What are the cheapest renewable energy sources?

30 August 2018 (Last Updated January 28th, 2020 08:27)

Renewable energy sources are starting to dominate the power sector, with low-carbon alternatives boasting environmental benefits at low costs. But what is the cheapest energy source? Power Technology investigates.

What are the cheapest renewable energy sources?
What are the cheapest renewable energy sources?

Technological advances and an increased awareness of the dangers posed by climate change are driving the price of renewable energy sources down.

A report published by the International Renewable Energy Agency (IRENA) earlier this year found that the cost of renewables is falling at such a rapid rate that it will be a consistently cheaper electricity source than traditional fuels in only a few years’ time, posing a mounting threat to the fossil fuel industry.

Cheapest renewable energy sources 

Just what are the cheapest renewable energy sources?
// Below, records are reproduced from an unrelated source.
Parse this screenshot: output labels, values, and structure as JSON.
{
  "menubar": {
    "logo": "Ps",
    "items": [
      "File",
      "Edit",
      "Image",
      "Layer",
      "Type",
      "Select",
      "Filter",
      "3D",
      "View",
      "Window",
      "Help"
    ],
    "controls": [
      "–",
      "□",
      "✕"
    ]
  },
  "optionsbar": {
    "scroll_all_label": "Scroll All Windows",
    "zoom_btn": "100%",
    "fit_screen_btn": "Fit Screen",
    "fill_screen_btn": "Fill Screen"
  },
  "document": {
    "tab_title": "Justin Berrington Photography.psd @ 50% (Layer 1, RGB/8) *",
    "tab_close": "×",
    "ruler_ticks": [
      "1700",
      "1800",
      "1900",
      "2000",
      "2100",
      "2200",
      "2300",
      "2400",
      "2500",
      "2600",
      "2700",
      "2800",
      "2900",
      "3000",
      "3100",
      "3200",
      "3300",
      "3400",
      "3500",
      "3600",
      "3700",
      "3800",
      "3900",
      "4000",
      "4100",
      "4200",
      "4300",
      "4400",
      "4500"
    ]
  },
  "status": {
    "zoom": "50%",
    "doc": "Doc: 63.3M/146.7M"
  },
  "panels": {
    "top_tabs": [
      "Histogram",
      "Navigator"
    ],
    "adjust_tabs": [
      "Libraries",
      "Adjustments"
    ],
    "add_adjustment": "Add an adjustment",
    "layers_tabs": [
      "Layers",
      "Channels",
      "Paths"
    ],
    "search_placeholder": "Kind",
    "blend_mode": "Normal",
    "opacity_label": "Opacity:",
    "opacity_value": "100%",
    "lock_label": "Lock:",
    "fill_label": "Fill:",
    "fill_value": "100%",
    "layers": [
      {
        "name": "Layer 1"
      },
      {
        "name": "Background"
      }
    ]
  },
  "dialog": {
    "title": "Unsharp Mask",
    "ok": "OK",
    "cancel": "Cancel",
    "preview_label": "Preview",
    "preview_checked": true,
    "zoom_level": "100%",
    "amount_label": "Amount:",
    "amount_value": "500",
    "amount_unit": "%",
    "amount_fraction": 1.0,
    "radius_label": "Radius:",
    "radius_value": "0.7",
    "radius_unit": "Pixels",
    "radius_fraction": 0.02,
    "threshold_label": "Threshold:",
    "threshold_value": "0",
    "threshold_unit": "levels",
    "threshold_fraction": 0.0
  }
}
Power Technology investigates.

Solar and wind 

The IRENA Renewable Power Generation Costs in 2017 report found that solar and onshore wind are the cheapest energy sources, reporting that in 2017 wind turbine prices had an average cost of $0.06 per kWh, though some schemes were $0.04 per kWh. The cost of solar photovoltaic (PV) had fallen to $0.10 per kWh.

In comparison, electricity generation based on fossil fuels typically falls in a price range of $0.05 to $0.17 per kWh.

Extensive investment and research into these renewable sources have caused prices to continue declining over the years. Between 2010 and 2017, the price of solar PV modules fell by almost three-quarters, while wind turbine prices dropped by half over the same period. Prices are continuing to decline, and a series of record-low auction prices for solar PV, concentrated solar power, onshore wind and offshore wind power were set in 2016-2017.

IRENA predicts that within the next two years, solar and wind projects will be able to deliver electricity for as little as $0.03 per kWh.

Tidal

On the more costly end of renewable energy is tidal power, currently up to ten times more expensive than more established renewables such as wind and solar.

Numerous tidal projects have been scrapped in recent years due to high costs, for example the Swansea Bay tidal lagoon in Wales. The UK Government rejected plans for the £1.3bn project in January this year, deeming it too expensive compared to alternatives such as offshore windfarms and nuclear power.

The expense of tidal projects is predominantly due to the fact that the sector is still in the early stages of development, compared with wind and solar which have received far more investment and research to pull down costs and improve efficacy. So far, government bodies have been the only ones to invest in the budding sector, while solar and wind have received support from individuals and smaller organisations.

Strategy manager at the Energy Technologies Institute (ETI) Stuart Bradley told Power Technology in December last year that the technology has also been slow to reach market due to “uncertainty in terms of return for commercial investors and a lack of evidence around the associated risks”, something which is again due to the early stage of the industry.

However, advocates for tidal power stress that while construction costs are high, tidal power has one of the lowest operation and maintenance costs, with studies showing they are usually less than 0.5% of initial capital costs. As such, some see it as an untapped source with potentially great benefits.

Additional storage costs

Despite the growing dominance of solar and wind in the energy sector, the need to develop affordable storage solutions to balance out intermittency issues continues to grow. Although the energy sources are themselves free and infinite, bar on overcast or calm days, the equipment and materials required to collect, store and transport the energy put an additional price tag on these sources.

Financial firm Lazard found that when the cost of batteries and inverters is added to utility-scale PVs for ten hours of storage, the price rises from $46 per MWh to $82, a higher figure than the $60 per MWh and $68 per MWh for coal and natural gas, respectively.

Lazard’s analysis also found that vanadium flow batteries had a minimum levelised cost of storage (LCOS) of $184 per MWh for distribution network applications and $209 per MWh for peaker replacement. These costs for lithium-ion were $272 and $282, respectively.

The firm expressed its belief that the high price of batteries would prevent renewables from completely overtaking traditional power generation sources, saying: “Although alternative energy is increasingly cost-competitive and storage technology holds great promise, alternative energy systems alone will not be capable of meeting the baseload generation needs of a developed economy for the foreseeable future.”